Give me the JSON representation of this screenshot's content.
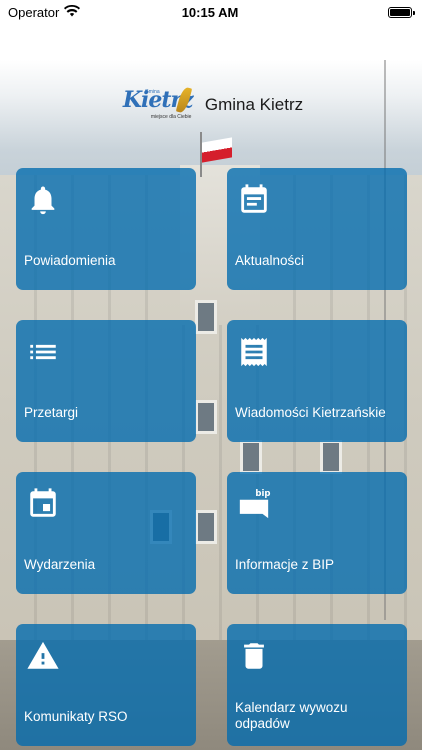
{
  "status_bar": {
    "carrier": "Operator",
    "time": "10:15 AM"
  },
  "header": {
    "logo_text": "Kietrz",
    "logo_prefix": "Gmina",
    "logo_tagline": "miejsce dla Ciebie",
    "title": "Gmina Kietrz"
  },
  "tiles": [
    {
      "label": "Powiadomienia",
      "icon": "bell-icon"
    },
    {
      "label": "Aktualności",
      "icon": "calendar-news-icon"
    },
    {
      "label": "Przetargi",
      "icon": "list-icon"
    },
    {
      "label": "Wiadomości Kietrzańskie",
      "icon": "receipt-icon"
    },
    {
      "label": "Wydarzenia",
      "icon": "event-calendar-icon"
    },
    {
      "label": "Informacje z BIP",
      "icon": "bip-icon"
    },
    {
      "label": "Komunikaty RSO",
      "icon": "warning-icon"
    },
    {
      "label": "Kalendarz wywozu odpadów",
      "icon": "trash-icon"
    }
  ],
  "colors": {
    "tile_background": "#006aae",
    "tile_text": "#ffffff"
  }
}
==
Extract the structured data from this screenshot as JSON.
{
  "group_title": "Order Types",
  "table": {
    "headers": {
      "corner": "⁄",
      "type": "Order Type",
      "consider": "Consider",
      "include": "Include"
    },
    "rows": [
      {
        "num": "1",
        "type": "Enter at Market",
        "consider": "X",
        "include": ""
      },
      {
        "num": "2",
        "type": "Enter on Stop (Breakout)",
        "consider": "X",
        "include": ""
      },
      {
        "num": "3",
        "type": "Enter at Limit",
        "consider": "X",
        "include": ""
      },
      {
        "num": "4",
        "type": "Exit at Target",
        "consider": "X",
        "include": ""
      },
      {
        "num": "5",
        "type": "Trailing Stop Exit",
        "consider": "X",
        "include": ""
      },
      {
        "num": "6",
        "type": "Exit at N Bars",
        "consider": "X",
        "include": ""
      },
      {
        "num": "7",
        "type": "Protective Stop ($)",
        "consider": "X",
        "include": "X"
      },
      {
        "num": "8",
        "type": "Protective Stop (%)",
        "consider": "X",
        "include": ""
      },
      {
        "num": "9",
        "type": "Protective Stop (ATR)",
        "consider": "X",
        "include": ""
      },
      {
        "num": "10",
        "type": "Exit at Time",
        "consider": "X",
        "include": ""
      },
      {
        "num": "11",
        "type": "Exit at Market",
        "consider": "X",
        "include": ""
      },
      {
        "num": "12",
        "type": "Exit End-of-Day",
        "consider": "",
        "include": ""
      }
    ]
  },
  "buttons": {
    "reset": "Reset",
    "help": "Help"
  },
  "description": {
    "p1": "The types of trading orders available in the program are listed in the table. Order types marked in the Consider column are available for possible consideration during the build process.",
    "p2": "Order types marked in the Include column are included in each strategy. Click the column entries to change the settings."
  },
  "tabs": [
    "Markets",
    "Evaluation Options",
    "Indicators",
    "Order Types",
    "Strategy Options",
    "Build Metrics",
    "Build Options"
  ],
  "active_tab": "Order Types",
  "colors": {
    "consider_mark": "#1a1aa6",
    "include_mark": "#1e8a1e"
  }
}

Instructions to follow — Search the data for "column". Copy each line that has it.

Output —
    "p1": "The types of trading orders available in the program are listed in the table. Order types marked in the Consider column are available for possible consideration during the build process.",
    "p2": "Order types marked in the Include column are included in each strategy. Click the column entries to change the settings."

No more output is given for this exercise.